_Dataset entries:_
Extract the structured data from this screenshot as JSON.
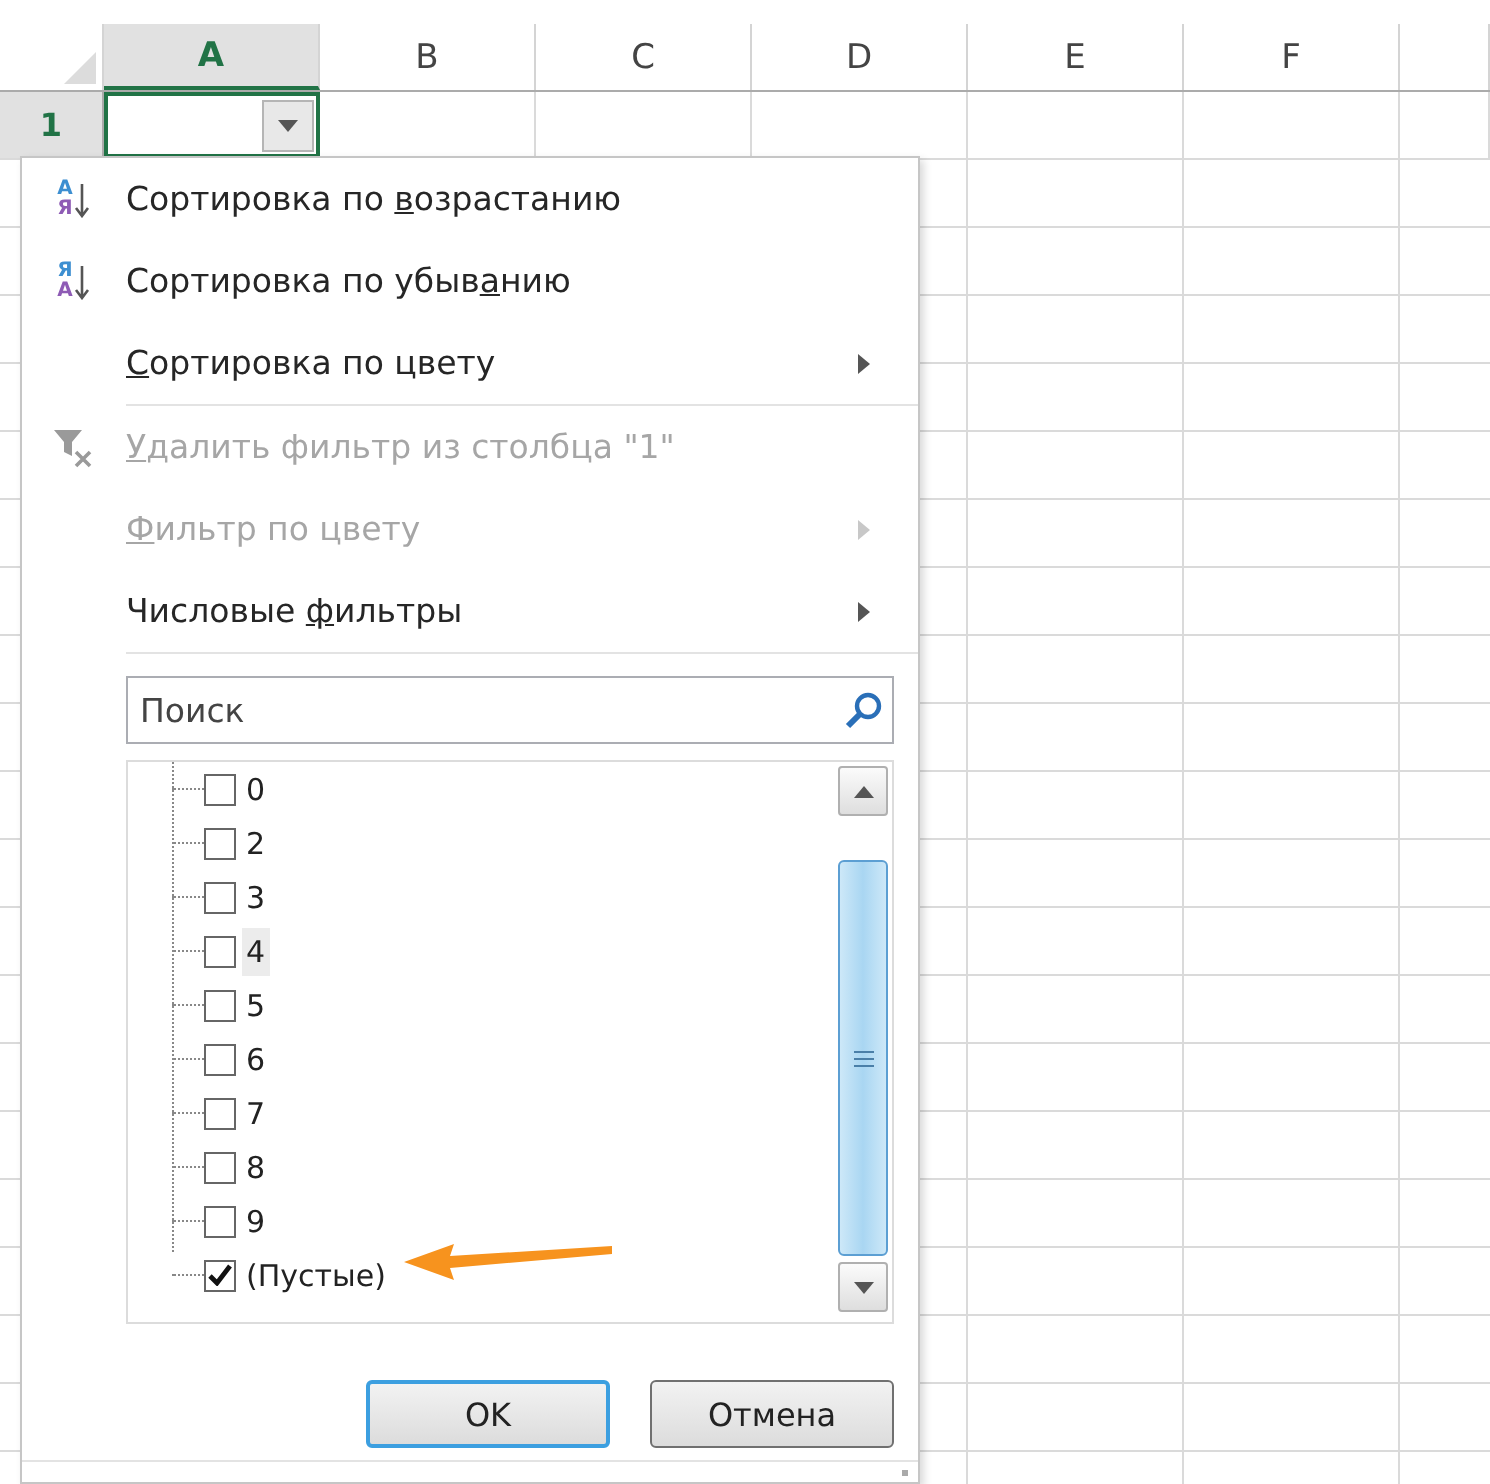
{
  "sheet": {
    "columns": [
      {
        "label": "A",
        "selected": true
      },
      {
        "label": "B",
        "selected": false
      },
      {
        "label": "C",
        "selected": false
      },
      {
        "label": "D",
        "selected": false
      },
      {
        "label": "E",
        "selected": false
      },
      {
        "label": "F",
        "selected": false
      }
    ],
    "rows": [
      {
        "label": "1",
        "selected": true
      }
    ]
  },
  "filter_menu": {
    "items": [
      {
        "kind": "command",
        "icon": {
          "kind": "sort",
          "top": "А",
          "bottom": "Я"
        },
        "label": {
          "before": "Сортировка по ",
          "key": "в",
          "after": "озрастанию"
        },
        "disabled": false,
        "submenu": false
      },
      {
        "kind": "command",
        "icon": {
          "kind": "sort",
          "top": "Я",
          "bottom": "А"
        },
        "label": {
          "before": "Сортировка по убыв",
          "key": "а",
          "after": "нию"
        },
        "disabled": false,
        "submenu": false
      },
      {
        "kind": "command",
        "label": {
          "key": "С",
          "after": "ортировка по цвету"
        },
        "disabled": false,
        "submenu": true
      },
      {
        "kind": "separator"
      },
      {
        "kind": "command",
        "icon": {
          "kind": "clear_filter"
        },
        "label": {
          "key": "У",
          "after": "далить фильтр из столбца \"1\""
        },
        "disabled": true,
        "submenu": false
      },
      {
        "kind": "command",
        "label": {
          "key": "Ф",
          "after": "ильтр по цвету"
        },
        "disabled": true,
        "submenu": true
      },
      {
        "kind": "command",
        "label": {
          "before": "Числовые ",
          "key": "ф",
          "after": "ильтры"
        },
        "disabled": false,
        "submenu": true
      },
      {
        "kind": "separator"
      }
    ],
    "search": {
      "placeholder": "Поиск"
    },
    "values": [
      {
        "label": "0",
        "checked": false,
        "focused": false
      },
      {
        "label": "2",
        "checked": false,
        "focused": false
      },
      {
        "label": "3",
        "checked": false,
        "focused": false
      },
      {
        "label": "4",
        "checked": false,
        "focused": true
      },
      {
        "label": "5",
        "checked": false,
        "focused": false
      },
      {
        "label": "6",
        "checked": false,
        "focused": false
      },
      {
        "label": "7",
        "checked": false,
        "focused": false
      },
      {
        "label": "8",
        "checked": false,
        "focused": false
      },
      {
        "label": "9",
        "checked": false,
        "focused": false
      },
      {
        "label": "(Пустые)",
        "checked": true,
        "focused": false
      }
    ],
    "buttons": [
      {
        "label": "OK",
        "default": true
      },
      {
        "label": "Отмена",
        "default": false
      }
    ]
  }
}
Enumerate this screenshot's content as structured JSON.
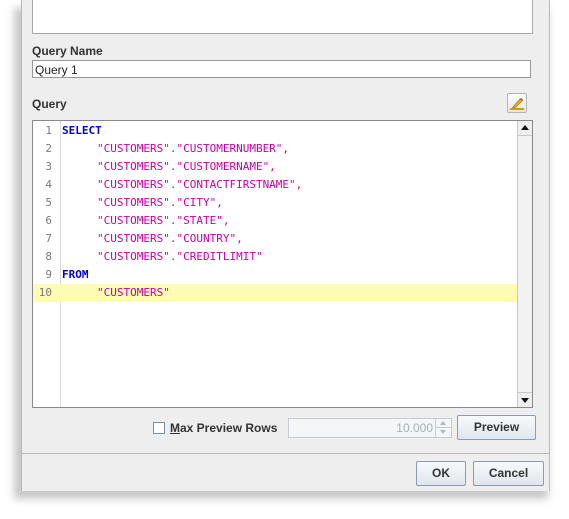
{
  "query_name": {
    "label": "Query Name",
    "value": "Query 1"
  },
  "query": {
    "label": "Query",
    "edit_icon": "pencil-icon",
    "current_line": 10,
    "lines": [
      {
        "num": "1",
        "keyword": "SELECT",
        "text": ""
      },
      {
        "num": "2",
        "keyword": "",
        "text": "\"CUSTOMERS\".\"CUSTOMERNUMBER\","
      },
      {
        "num": "3",
        "keyword": "",
        "text": "\"CUSTOMERS\".\"CUSTOMERNAME\","
      },
      {
        "num": "4",
        "keyword": "",
        "text": "\"CUSTOMERS\".\"CONTACTFIRSTNAME\","
      },
      {
        "num": "5",
        "keyword": "",
        "text": "\"CUSTOMERS\".\"CITY\","
      },
      {
        "num": "6",
        "keyword": "",
        "text": "\"CUSTOMERS\".\"STATE\","
      },
      {
        "num": "7",
        "keyword": "",
        "text": "\"CUSTOMERS\".\"COUNTRY\","
      },
      {
        "num": "8",
        "keyword": "",
        "text": "\"CUSTOMERS\".\"CREDITLIMIT\""
      },
      {
        "num": "9",
        "keyword": "FROM",
        "text": ""
      },
      {
        "num": "10",
        "keyword": "",
        "text": "\"CUSTOMERS\""
      }
    ]
  },
  "preview": {
    "max_rows_label_mnemonic": "M",
    "max_rows_label_rest": "ax Preview Rows",
    "max_rows_checked": false,
    "max_rows_value": "10.000",
    "preview_button": "Preview"
  },
  "footer": {
    "ok_button": "OK",
    "cancel_button": "Cancel"
  },
  "colors": {
    "keyword": "#0000d0",
    "string": "#c800a8",
    "current_line_highlight": "#fdfbb4"
  }
}
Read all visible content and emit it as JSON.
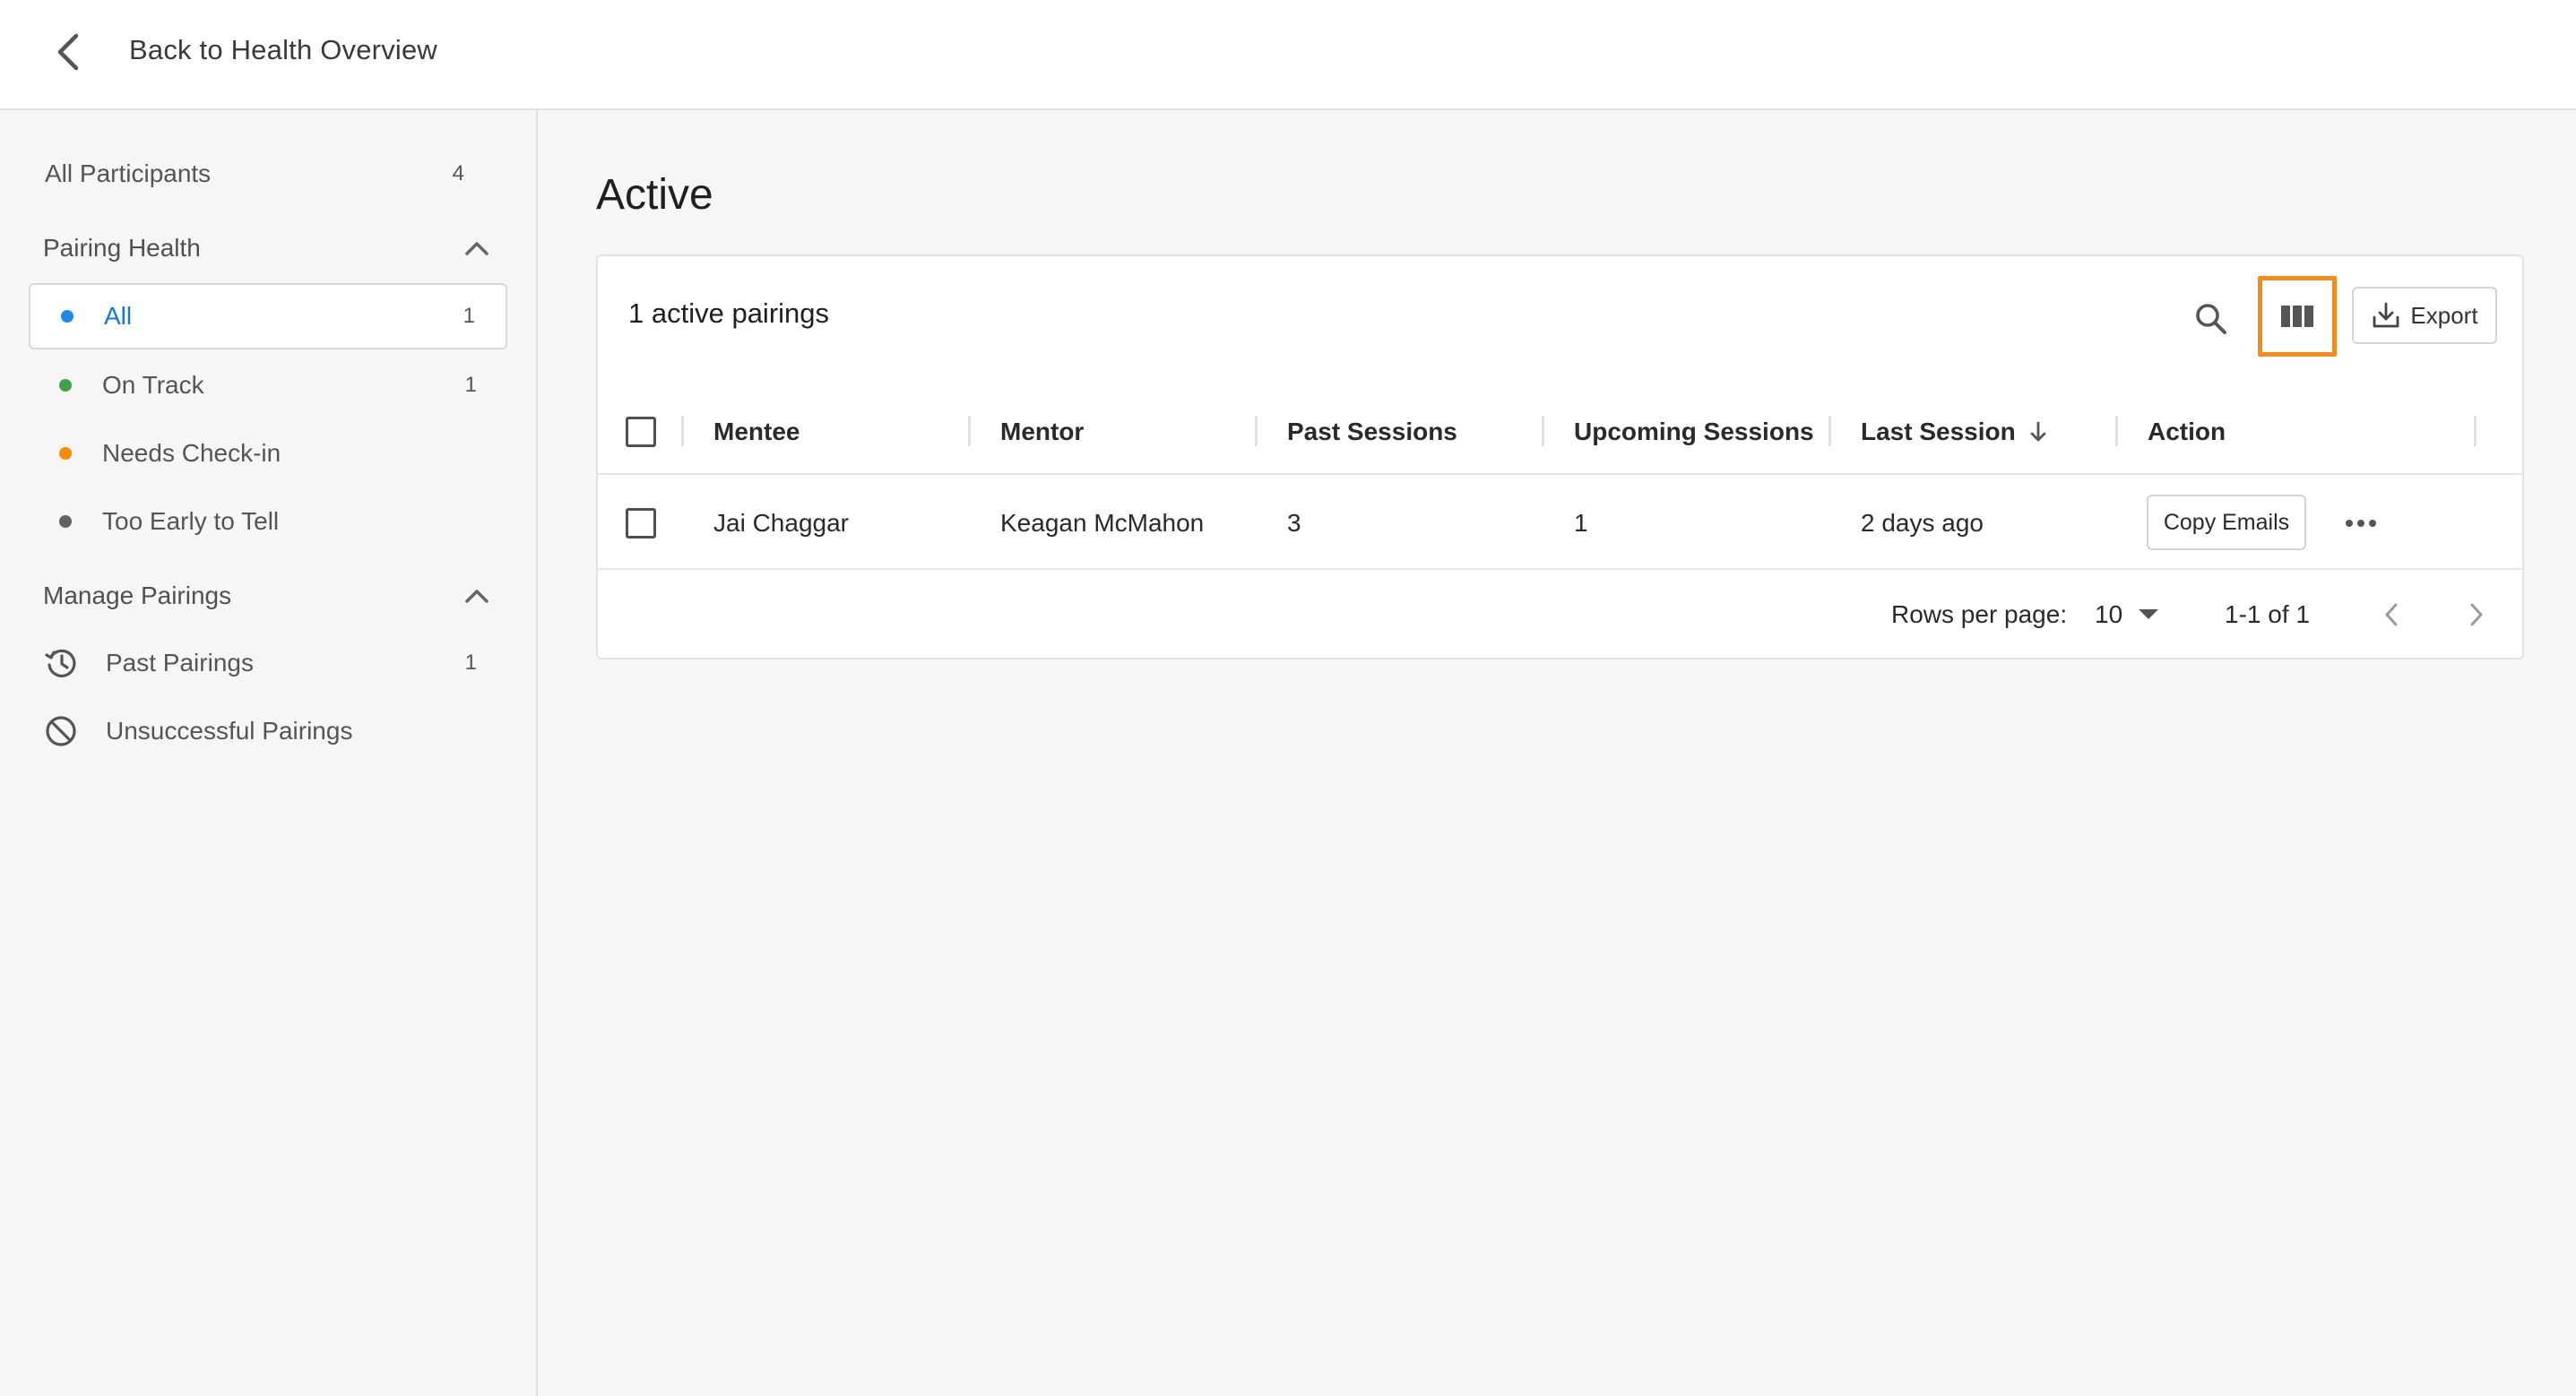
{
  "header": {
    "back_label": "Back to Health Overview",
    "back_icon": "chevron-left-icon"
  },
  "sidebar": {
    "all_participants": {
      "label": "All Participants",
      "count": "4"
    },
    "pairing_health": {
      "title": "Pairing Health",
      "items": [
        {
          "label": "All",
          "count": "1",
          "dot_color": "#1e88e5",
          "selected": true
        },
        {
          "label": "On Track",
          "count": "1",
          "dot_color": "#43a047"
        },
        {
          "label": "Needs Check-in",
          "count": "",
          "dot_color": "#fb8c00"
        },
        {
          "label": "Too Early to Tell",
          "count": "",
          "dot_color": "#616161"
        }
      ]
    },
    "manage_pairings": {
      "title": "Manage Pairings",
      "items": [
        {
          "label": "Past Pairings",
          "count": "1",
          "icon": "history-icon"
        },
        {
          "label": "Unsuccessful Pairings",
          "count": "",
          "icon": "block-icon"
        }
      ]
    }
  },
  "main": {
    "title": "Active",
    "card": {
      "title": "1 active pairings",
      "export_label": "Export",
      "columns": [
        "Mentee",
        "Mentor",
        "Past Sessions",
        "Upcoming Sessions",
        "Last Session",
        "Action"
      ],
      "rows": [
        {
          "mentee": "Jai Chaggar",
          "mentor": "Keagan McMahon",
          "past_sessions": "3",
          "upcoming_sessions": "1",
          "last_session": "2 days ago",
          "action_label": "Copy Emails"
        }
      ],
      "footer": {
        "rows_per_page_label": "Rows per page:",
        "rows_per_page_value": "10",
        "range": "1-1 of 1"
      }
    }
  },
  "colors": {
    "accent": "#1976d2",
    "highlight": "#f28c1f"
  }
}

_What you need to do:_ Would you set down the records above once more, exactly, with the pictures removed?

_Answer to this exercise:_
Extract the structured data from this screenshot as JSON.
{
  "sheet": {
    "columns": [
      {
        "label": "A",
        "selected": true
      },
      {
        "label": "B",
        "selected": false
      },
      {
        "label": "C",
        "selected": false
      },
      {
        "label": "D",
        "selected": false
      },
      {
        "label": "E",
        "selected": false
      },
      {
        "label": "F",
        "selected": false
      }
    ],
    "rows": [
      {
        "label": "1",
        "selected": true
      }
    ]
  },
  "filter_menu": {
    "items": [
      {
        "kind": "command",
        "icon": {
          "kind": "sort",
          "top": "А",
          "bottom": "Я"
        },
        "label": {
          "before": "Сортировка по ",
          "key": "в",
          "after": "озрастанию"
        },
        "disabled": false,
        "submenu": false
      },
      {
        "kind": "command",
        "icon": {
          "kind": "sort",
          "top": "Я",
          "bottom": "А"
        },
        "label": {
          "before": "Сортировка по убыв",
          "key": "а",
          "after": "нию"
        },
        "disabled": false,
        "submenu": false
      },
      {
        "kind": "command",
        "label": {
          "key": "С",
          "after": "ортировка по цвету"
        },
        "disabled": false,
        "submenu": true
      },
      {
        "kind": "separator"
      },
      {
        "kind": "command",
        "icon": {
          "kind": "clear_filter"
        },
        "label": {
          "key": "У",
          "after": "далить фильтр из столбца \"1\""
        },
        "disabled": true,
        "submenu": false
      },
      {
        "kind": "command",
        "label": {
          "key": "Ф",
          "after": "ильтр по цвету"
        },
        "disabled": true,
        "submenu": true
      },
      {
        "kind": "command",
        "label": {
          "before": "Числовые ",
          "key": "ф",
          "after": "ильтры"
        },
        "disabled": false,
        "submenu": true
      },
      {
        "kind": "separator"
      }
    ],
    "search": {
      "placeholder": "Поиск"
    },
    "values": [
      {
        "label": "0",
        "checked": false,
        "focused": false
      },
      {
        "label": "2",
        "checked": false,
        "focused": false
      },
      {
        "label": "3",
        "checked": false,
        "focused": false
      },
      {
        "label": "4",
        "checked": false,
        "focused": true
      },
      {
        "label": "5",
        "checked": false,
        "focused": false
      },
      {
        "label": "6",
        "checked": false,
        "focused": false
      },
      {
        "label": "7",
        "checked": false,
        "focused": false
      },
      {
        "label": "8",
        "checked": false,
        "focused": false
      },
      {
        "label": "9",
        "checked": false,
        "focused": false
      },
      {
        "label": "(Пустые)",
        "checked": true,
        "focused": false
      }
    ],
    "buttons": [
      {
        "label": "OK",
        "default": true
      },
      {
        "label": "Отмена",
        "default": false
      }
    ]
  }
}
Enumerate this screenshot's content as structured JSON.
{
  "query_name": {
    "label": "Query Name",
    "value": "Query 1"
  },
  "query": {
    "label": "Query",
    "edit_icon": "pencil-icon",
    "current_line": 10,
    "lines": [
      {
        "num": "1",
        "keyword": "SELECT",
        "text": ""
      },
      {
        "num": "2",
        "keyword": "",
        "text": "\"CUSTOMERS\".\"CUSTOMERNUMBER\","
      },
      {
        "num": "3",
        "keyword": "",
        "text": "\"CUSTOMERS\".\"CUSTOMERNAME\","
      },
      {
        "num": "4",
        "keyword": "",
        "text": "\"CUSTOMERS\".\"CONTACTFIRSTNAME\","
      },
      {
        "num": "5",
        "keyword": "",
        "text": "\"CUSTOMERS\".\"CITY\","
      },
      {
        "num": "6",
        "keyword": "",
        "text": "\"CUSTOMERS\".\"STATE\","
      },
      {
        "num": "7",
        "keyword": "",
        "text": "\"CUSTOMERS\".\"COUNTRY\","
      },
      {
        "num": "8",
        "keyword": "",
        "text": "\"CUSTOMERS\".\"CREDITLIMIT\""
      },
      {
        "num": "9",
        "keyword": "FROM",
        "text": ""
      },
      {
        "num": "10",
        "keyword": "",
        "text": "\"CUSTOMERS\""
      }
    ]
  },
  "preview": {
    "max_rows_label_mnemonic": "M",
    "max_rows_label_rest": "ax Preview Rows",
    "max_rows_checked": false,
    "max_rows_value": "10.000",
    "preview_button": "Preview"
  },
  "footer": {
    "ok_button": "OK",
    "cancel_button": "Cancel"
  },
  "colors": {
    "keyword": "#0000d0",
    "string": "#c800a8",
    "current_line_highlight": "#fdfbb4"
  }
}
Read all visible content and emit it as JSON.
{
  "header": {
    "back_label": "Back to Health Overview",
    "back_icon": "chevron-left-icon"
  },
  "sidebar": {
    "all_participants": {
      "label": "All Participants",
      "count": "4"
    },
    "pairing_health": {
      "title": "Pairing Health",
      "items": [
        {
          "label": "All",
          "count": "1",
          "dot_color": "#1e88e5",
          "selected": true
        },
        {
          "label": "On Track",
          "count": "1",
          "dot_color": "#43a047"
        },
        {
          "label": "Needs Check-in",
          "count": "",
          "dot_color": "#fb8c00"
        },
        {
          "label": "Too Early to Tell",
          "count": "",
          "dot_color": "#616161"
        }
      ]
    },
    "manage_pairings": {
      "title": "Manage Pairings",
      "items": [
        {
          "label": "Past Pairings",
          "count": "1",
          "icon": "history-icon"
        },
        {
          "label": "Unsuccessful Pairings",
          "count": "",
          "icon": "block-icon"
        }
      ]
    }
  },
  "main": {
    "title": "Active",
    "card": {
      "title": "1 active pairings",
      "export_label": "Export",
      "columns": [
        "Mentee",
        "Mentor",
        "Past Sessions",
        "Upcoming Sessions",
        "Last Session",
        "Action"
      ],
      "rows": [
        {
          "mentee": "Jai Chaggar",
          "mentor": "Keagan McMahon",
          "past_sessions": "3",
          "upcoming_sessions": "1",
          "last_session": "2 days ago",
          "action_label": "Copy Emails"
        }
      ],
      "footer": {
        "rows_per_page_label": "Rows per page:",
        "rows_per_page_value": "10",
        "range": "1-1 of 1"
      }
    }
  },
  "colors": {
    "accent": "#1976d2",
    "highlight": "#f28c1f"
  }
}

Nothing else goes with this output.